Content starts
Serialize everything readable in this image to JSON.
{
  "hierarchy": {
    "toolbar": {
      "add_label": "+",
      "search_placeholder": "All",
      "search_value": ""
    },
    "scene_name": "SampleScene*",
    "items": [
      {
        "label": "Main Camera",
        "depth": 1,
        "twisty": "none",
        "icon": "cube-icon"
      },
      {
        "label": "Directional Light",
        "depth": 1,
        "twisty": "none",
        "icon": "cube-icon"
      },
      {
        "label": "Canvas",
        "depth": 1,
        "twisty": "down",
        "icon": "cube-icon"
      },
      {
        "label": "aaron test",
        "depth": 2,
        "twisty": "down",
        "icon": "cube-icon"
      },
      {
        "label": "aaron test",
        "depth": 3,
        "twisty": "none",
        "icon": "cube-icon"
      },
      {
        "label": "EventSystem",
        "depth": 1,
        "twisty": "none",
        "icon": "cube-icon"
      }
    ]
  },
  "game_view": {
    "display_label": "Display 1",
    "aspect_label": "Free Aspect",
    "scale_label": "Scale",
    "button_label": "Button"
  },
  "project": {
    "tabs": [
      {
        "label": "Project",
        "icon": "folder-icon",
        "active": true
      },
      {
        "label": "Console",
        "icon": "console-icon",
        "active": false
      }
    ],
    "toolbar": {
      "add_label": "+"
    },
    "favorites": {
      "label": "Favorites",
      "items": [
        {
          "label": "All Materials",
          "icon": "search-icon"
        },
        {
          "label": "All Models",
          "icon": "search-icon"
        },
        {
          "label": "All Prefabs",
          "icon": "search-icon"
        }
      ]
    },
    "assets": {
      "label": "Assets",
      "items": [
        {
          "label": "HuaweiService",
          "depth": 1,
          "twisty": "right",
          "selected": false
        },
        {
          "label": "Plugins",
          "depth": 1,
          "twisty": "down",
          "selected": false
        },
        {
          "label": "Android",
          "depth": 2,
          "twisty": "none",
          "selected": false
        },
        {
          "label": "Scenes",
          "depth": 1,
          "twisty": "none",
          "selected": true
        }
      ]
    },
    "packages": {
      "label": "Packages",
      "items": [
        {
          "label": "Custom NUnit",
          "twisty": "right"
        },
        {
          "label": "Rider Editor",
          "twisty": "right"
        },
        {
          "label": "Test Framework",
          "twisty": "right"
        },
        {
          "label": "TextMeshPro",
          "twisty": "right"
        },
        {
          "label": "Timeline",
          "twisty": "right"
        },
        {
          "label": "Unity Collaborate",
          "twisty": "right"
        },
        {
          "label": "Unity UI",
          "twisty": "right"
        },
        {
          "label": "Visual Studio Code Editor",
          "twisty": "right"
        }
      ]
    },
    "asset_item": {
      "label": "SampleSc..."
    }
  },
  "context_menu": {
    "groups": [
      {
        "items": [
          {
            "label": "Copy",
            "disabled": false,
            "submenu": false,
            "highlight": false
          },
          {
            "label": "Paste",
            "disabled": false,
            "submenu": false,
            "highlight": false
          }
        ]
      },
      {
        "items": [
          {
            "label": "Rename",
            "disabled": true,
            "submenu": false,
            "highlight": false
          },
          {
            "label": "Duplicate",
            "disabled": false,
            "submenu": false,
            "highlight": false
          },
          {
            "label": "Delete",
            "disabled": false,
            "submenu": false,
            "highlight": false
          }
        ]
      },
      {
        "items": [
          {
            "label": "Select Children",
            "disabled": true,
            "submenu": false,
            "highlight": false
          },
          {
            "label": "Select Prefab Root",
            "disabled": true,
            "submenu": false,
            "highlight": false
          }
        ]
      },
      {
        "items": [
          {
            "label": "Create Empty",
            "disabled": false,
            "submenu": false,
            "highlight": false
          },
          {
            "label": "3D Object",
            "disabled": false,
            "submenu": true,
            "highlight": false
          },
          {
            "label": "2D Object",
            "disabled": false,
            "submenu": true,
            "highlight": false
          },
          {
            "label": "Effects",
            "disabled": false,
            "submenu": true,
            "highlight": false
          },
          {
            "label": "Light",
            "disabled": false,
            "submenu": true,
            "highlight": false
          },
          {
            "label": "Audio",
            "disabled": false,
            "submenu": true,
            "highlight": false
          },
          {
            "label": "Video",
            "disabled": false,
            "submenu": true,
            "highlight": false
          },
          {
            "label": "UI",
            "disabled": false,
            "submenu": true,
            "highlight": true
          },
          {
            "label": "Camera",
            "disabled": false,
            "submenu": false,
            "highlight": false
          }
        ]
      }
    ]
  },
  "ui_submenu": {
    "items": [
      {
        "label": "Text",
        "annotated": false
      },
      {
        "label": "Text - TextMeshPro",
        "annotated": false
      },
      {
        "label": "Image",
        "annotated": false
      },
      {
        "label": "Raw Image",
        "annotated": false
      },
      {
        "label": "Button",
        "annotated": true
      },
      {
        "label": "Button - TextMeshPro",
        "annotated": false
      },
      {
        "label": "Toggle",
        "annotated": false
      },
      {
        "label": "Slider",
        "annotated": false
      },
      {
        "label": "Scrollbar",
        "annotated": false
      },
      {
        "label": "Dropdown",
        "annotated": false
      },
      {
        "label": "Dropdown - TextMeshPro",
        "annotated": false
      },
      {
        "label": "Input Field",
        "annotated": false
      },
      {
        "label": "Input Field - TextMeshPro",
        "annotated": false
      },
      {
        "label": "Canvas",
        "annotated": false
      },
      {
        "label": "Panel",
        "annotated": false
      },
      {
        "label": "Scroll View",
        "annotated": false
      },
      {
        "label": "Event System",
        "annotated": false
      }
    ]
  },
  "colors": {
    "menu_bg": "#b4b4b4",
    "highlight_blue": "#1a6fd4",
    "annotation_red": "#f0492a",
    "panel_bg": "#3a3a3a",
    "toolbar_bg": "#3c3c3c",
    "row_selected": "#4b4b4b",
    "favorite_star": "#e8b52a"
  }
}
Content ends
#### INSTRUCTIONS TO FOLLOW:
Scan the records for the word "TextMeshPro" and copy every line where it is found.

#### TASK OUTPUT:
          "label": "TextMeshPro",
        "label": "Text - TextMeshPro",
        "label": "Button - TextMeshPro",
        "label": "Dropdown - TextMeshPro",
        "label": "Input Field - TextMeshPro",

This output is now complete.